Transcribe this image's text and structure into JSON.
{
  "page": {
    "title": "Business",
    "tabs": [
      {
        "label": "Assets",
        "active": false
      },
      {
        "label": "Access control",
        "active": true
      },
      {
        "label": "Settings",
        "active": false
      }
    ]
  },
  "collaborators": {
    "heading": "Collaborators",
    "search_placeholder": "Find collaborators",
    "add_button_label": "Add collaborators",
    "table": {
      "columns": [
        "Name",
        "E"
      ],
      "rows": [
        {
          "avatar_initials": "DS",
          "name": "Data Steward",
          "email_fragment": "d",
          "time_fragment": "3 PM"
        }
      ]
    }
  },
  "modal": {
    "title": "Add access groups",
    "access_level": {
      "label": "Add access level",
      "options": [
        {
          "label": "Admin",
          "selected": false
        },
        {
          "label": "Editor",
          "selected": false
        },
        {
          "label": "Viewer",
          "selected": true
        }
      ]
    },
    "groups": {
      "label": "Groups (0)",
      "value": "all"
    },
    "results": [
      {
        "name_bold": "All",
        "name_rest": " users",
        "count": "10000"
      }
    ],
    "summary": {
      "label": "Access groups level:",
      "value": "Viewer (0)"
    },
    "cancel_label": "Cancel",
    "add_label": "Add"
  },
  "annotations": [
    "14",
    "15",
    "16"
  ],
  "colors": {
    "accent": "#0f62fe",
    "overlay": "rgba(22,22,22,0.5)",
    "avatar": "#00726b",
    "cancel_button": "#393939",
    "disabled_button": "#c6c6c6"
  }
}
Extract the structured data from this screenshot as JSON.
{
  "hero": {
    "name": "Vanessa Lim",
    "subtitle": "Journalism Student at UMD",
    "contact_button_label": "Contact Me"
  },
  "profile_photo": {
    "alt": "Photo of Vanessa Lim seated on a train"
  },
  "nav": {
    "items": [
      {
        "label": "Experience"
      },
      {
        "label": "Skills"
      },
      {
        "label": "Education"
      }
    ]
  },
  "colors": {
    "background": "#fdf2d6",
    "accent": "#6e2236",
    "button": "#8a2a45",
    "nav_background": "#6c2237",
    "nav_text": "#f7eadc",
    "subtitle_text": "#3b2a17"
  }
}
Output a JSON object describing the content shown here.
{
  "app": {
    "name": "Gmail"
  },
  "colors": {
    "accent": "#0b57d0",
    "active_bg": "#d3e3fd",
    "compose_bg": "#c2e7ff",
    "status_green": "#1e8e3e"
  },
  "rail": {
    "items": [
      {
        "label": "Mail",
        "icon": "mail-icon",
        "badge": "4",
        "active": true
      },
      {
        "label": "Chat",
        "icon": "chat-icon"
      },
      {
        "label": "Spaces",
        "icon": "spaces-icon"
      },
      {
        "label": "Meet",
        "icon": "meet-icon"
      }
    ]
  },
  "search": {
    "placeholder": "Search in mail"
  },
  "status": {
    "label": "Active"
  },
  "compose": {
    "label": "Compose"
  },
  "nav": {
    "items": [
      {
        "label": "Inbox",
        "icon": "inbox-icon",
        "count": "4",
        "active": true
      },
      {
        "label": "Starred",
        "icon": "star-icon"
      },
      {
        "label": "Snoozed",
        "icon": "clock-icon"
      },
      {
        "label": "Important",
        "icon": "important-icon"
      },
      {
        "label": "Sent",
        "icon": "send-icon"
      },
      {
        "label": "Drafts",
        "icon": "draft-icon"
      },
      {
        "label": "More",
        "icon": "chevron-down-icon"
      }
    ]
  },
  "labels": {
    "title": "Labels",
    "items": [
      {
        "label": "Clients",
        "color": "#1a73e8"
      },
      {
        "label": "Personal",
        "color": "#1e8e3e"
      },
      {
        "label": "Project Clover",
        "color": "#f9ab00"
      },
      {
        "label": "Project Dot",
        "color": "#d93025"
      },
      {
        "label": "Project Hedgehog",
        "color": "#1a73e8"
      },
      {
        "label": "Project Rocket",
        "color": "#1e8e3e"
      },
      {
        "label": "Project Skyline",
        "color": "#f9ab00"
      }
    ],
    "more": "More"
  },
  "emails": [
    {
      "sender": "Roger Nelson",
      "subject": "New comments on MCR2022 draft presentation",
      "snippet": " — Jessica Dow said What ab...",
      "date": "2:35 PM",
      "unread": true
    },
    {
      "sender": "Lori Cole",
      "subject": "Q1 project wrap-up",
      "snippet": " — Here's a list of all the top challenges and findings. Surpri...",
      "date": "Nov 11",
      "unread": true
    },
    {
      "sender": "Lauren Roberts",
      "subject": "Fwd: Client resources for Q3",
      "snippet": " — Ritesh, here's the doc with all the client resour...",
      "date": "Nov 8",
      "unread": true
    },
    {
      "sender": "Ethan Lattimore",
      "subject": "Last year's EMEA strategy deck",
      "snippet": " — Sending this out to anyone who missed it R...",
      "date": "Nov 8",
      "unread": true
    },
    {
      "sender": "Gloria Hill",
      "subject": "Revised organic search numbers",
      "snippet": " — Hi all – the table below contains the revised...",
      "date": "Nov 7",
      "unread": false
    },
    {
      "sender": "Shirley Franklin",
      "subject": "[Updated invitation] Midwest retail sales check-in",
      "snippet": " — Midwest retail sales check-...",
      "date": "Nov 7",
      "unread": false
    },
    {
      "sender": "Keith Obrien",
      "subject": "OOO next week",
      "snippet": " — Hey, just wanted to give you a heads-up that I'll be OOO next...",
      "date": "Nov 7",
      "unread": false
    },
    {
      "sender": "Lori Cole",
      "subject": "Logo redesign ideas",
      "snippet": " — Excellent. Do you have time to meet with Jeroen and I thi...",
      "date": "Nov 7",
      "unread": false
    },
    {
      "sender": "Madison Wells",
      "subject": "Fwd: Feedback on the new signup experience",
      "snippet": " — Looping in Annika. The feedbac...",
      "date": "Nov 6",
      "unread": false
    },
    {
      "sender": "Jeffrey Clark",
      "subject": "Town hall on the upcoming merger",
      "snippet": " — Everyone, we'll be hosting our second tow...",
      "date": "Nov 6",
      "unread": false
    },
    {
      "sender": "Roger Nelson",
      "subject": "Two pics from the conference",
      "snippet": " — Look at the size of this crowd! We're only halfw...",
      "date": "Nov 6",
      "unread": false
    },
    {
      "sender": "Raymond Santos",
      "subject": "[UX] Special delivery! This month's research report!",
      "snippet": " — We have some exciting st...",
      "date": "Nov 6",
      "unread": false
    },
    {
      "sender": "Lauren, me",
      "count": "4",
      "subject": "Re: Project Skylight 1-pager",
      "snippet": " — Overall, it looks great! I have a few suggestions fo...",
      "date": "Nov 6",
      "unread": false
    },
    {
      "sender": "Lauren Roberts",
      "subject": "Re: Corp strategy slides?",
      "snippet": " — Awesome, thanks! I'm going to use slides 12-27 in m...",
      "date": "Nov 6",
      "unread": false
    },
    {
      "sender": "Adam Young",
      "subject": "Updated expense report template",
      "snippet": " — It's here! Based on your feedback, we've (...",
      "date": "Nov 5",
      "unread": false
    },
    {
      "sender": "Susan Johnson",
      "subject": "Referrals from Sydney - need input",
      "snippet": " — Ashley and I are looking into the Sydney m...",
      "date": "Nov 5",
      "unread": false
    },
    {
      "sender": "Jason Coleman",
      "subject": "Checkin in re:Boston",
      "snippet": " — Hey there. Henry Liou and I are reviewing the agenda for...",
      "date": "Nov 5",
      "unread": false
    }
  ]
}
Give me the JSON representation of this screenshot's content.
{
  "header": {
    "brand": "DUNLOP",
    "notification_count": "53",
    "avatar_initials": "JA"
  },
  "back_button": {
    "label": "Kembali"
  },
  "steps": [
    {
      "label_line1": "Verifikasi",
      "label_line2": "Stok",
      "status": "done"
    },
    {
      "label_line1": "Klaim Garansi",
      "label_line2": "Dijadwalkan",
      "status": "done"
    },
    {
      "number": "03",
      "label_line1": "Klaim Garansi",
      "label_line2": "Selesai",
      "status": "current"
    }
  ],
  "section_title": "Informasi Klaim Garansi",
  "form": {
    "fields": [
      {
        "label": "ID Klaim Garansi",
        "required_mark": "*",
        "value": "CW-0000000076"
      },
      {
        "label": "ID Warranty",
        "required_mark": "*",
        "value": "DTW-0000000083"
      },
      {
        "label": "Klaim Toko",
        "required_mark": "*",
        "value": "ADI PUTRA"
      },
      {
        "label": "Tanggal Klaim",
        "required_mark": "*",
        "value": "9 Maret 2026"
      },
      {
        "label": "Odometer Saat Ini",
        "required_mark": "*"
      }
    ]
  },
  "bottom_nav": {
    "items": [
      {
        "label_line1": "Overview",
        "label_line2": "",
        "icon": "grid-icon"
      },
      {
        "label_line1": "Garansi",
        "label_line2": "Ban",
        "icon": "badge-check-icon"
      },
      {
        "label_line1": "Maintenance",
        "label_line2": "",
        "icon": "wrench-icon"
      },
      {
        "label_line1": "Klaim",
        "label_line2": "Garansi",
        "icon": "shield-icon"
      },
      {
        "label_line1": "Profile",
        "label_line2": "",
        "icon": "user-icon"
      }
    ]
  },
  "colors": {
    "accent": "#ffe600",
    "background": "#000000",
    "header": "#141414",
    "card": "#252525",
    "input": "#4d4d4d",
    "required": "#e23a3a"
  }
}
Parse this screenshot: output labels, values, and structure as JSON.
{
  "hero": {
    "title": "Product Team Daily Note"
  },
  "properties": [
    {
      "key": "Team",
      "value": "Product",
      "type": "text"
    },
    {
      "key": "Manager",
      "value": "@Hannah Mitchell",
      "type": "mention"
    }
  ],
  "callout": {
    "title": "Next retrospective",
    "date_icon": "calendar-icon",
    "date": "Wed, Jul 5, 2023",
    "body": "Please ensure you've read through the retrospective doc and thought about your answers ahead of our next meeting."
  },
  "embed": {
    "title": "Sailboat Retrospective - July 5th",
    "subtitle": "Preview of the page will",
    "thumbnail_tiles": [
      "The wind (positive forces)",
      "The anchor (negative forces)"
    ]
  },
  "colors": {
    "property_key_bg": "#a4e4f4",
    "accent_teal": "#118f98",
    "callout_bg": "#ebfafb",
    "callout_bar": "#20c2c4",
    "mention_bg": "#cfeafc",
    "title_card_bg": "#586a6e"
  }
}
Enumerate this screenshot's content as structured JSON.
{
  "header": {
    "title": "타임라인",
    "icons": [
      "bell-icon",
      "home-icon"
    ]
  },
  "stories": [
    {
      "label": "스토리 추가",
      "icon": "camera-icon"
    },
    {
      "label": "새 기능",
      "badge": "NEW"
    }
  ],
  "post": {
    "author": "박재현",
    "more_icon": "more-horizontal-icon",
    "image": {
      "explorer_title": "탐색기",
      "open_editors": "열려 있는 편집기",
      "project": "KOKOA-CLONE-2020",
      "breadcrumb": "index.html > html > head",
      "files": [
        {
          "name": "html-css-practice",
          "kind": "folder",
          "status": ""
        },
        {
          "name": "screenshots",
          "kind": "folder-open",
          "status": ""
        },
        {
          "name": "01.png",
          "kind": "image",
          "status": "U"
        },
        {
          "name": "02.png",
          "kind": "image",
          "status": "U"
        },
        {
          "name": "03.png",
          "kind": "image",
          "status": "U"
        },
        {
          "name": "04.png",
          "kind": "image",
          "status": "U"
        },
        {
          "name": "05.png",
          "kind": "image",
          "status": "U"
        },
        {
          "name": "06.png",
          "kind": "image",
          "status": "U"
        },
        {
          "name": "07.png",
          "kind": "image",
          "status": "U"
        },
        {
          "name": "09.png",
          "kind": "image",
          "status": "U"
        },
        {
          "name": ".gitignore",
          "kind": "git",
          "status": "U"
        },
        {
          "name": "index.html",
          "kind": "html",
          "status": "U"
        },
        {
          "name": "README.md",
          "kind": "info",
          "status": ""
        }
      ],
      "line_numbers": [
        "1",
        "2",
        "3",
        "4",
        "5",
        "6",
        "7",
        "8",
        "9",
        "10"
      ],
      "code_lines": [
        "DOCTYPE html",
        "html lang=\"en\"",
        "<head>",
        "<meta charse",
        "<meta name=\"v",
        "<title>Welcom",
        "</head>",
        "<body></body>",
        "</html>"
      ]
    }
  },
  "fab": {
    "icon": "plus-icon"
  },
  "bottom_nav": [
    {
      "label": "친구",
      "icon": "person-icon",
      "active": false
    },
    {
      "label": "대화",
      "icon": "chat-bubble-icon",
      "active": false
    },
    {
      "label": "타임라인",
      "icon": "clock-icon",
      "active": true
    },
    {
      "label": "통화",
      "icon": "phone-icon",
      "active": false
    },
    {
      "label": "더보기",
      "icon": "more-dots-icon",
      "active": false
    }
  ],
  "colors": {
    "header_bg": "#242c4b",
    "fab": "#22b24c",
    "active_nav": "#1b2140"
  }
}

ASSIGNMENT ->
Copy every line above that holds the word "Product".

OUTPUT OF THE TASK ->
    "title": "Product Team Daily Note"
      "value": "Product",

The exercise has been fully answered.